#### ENTRIES PROVIDED ####

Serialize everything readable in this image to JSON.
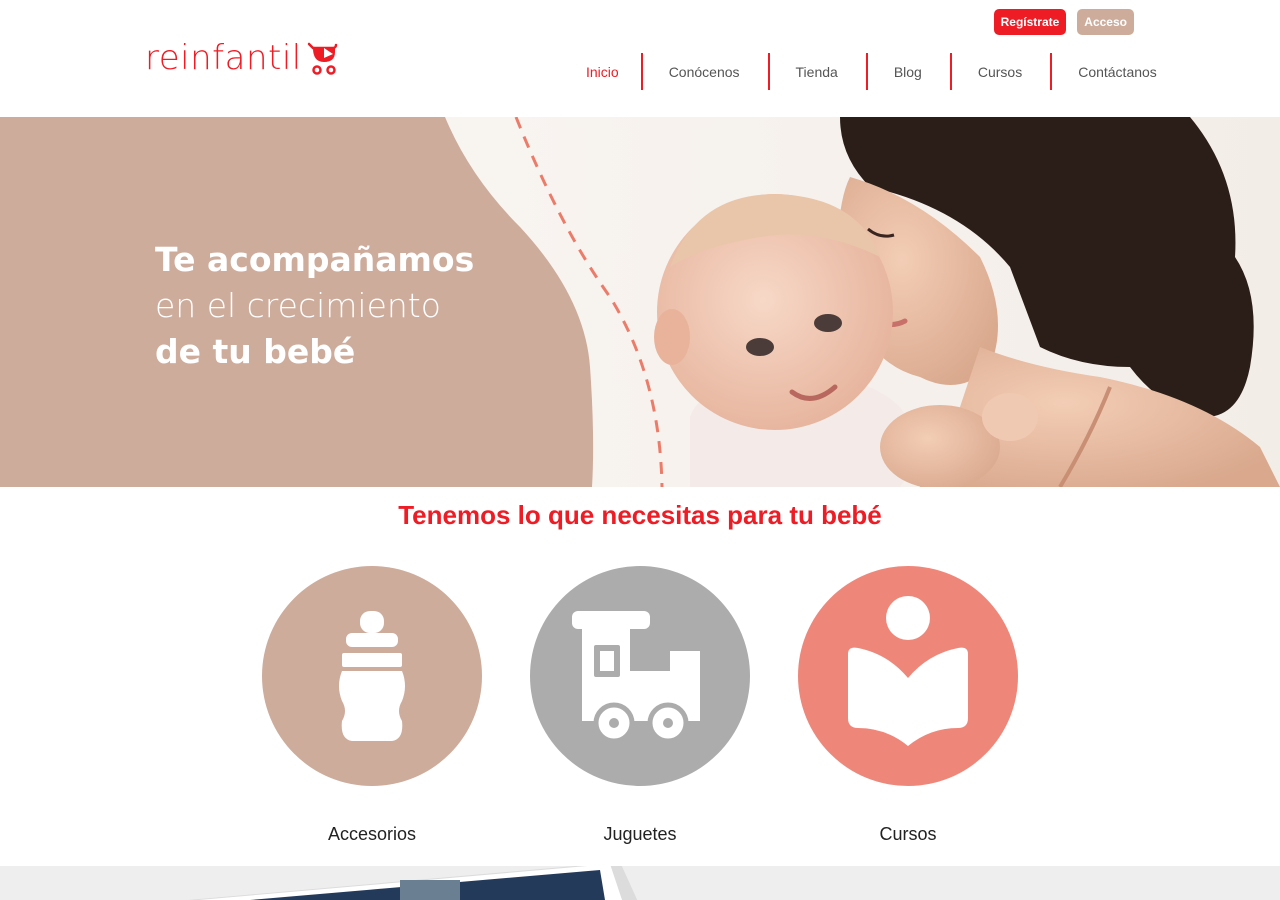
{
  "brand": {
    "name": "reinfantil",
    "color": "#ee1c25",
    "icon": "baby-stroller-icon"
  },
  "top_buttons": {
    "register": "Regístrate",
    "login": "Acceso"
  },
  "nav": [
    {
      "label": "Inicio",
      "active": true
    },
    {
      "label": "Conócenos",
      "active": false
    },
    {
      "label": "Tienda",
      "active": false
    },
    {
      "label": "Blog",
      "active": false
    },
    {
      "label": "Cursos",
      "active": false
    },
    {
      "label": "Contáctanos",
      "active": false
    }
  ],
  "hero": {
    "line1": "Te acompañamos",
    "line2": "en el crecimiento",
    "line3": "de tu bebé",
    "panel_color": "#cdac9c"
  },
  "section": {
    "title": "Tenemos lo que necesitas para tu bebé"
  },
  "categories": [
    {
      "label": "Accesorios",
      "icon": "baby-bottle-icon",
      "color": "#cdac9c"
    },
    {
      "label": "Juguetes",
      "icon": "toy-train-icon",
      "color": "#acacac"
    },
    {
      "label": "Cursos",
      "icon": "reading-person-icon",
      "color": "#ee877a"
    }
  ]
}
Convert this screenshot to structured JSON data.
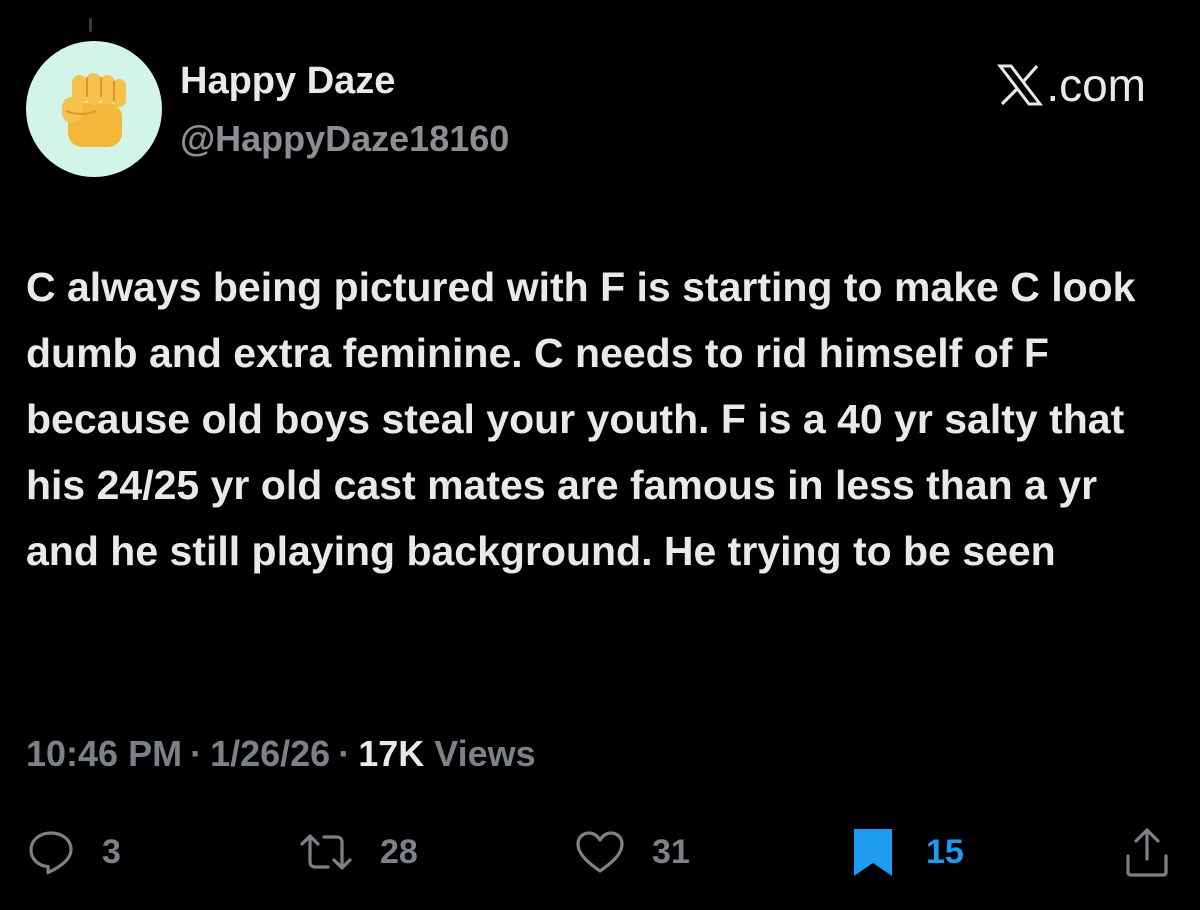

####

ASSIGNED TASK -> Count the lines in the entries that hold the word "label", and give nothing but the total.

ANSWER -> 9